When a line of the entries contains "likes", please list that line.

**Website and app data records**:
.....

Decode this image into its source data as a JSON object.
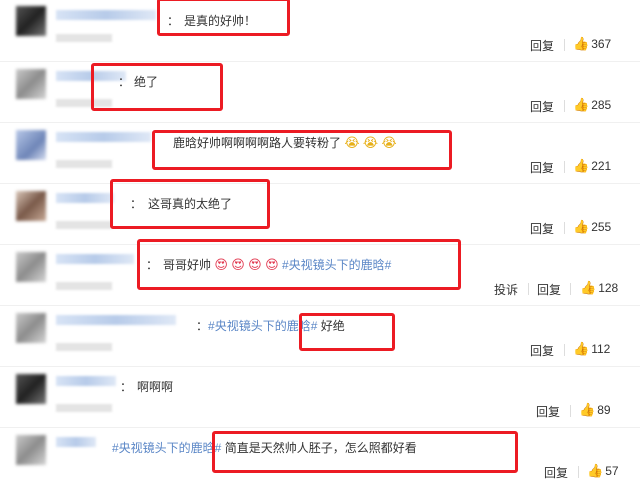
{
  "comments": [
    {
      "text": "是真的好帅！",
      "reply": "回复",
      "likes": "367"
    },
    {
      "text": "绝了",
      "reply": "回复",
      "likes": "285"
    },
    {
      "text": "鹿晗好帅啊啊啊啊路人要转粉了",
      "reply": "回复",
      "likes": "221"
    },
    {
      "text": "这哥真的太绝了",
      "reply": "回复",
      "likes": "255"
    },
    {
      "text": "哥哥好帅",
      "topic": "#央视镜头下的鹿晗#",
      "report": "投诉",
      "reply": "回复",
      "likes": "128"
    },
    {
      "topic": "#央视镜头下的鹿晗#",
      "text": "好绝",
      "reply": "回复",
      "likes": "112"
    },
    {
      "text": "啊啊啊",
      "reply": "回复",
      "likes": "89"
    },
    {
      "topic": "#央视镜头下的鹿晗#",
      "text": "简直是天然帅人胚子，怎么照都好看",
      "reply": "回复",
      "likes": "57"
    }
  ],
  "icons": {
    "like": "thumbs-up-icon",
    "heart_eyes": "heart-eyes-emoji",
    "crying": "crying-emoji"
  },
  "colors": {
    "highlight": "#ec1b23",
    "topic": "#5a86c6"
  }
}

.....

**Task result**:
      "likes": "367"
      "likes": "285"
      "likes": "221"
      "likes": "255"
      "likes": "128"
      "likes": "112"
      "likes": "89"
      "likes": "57"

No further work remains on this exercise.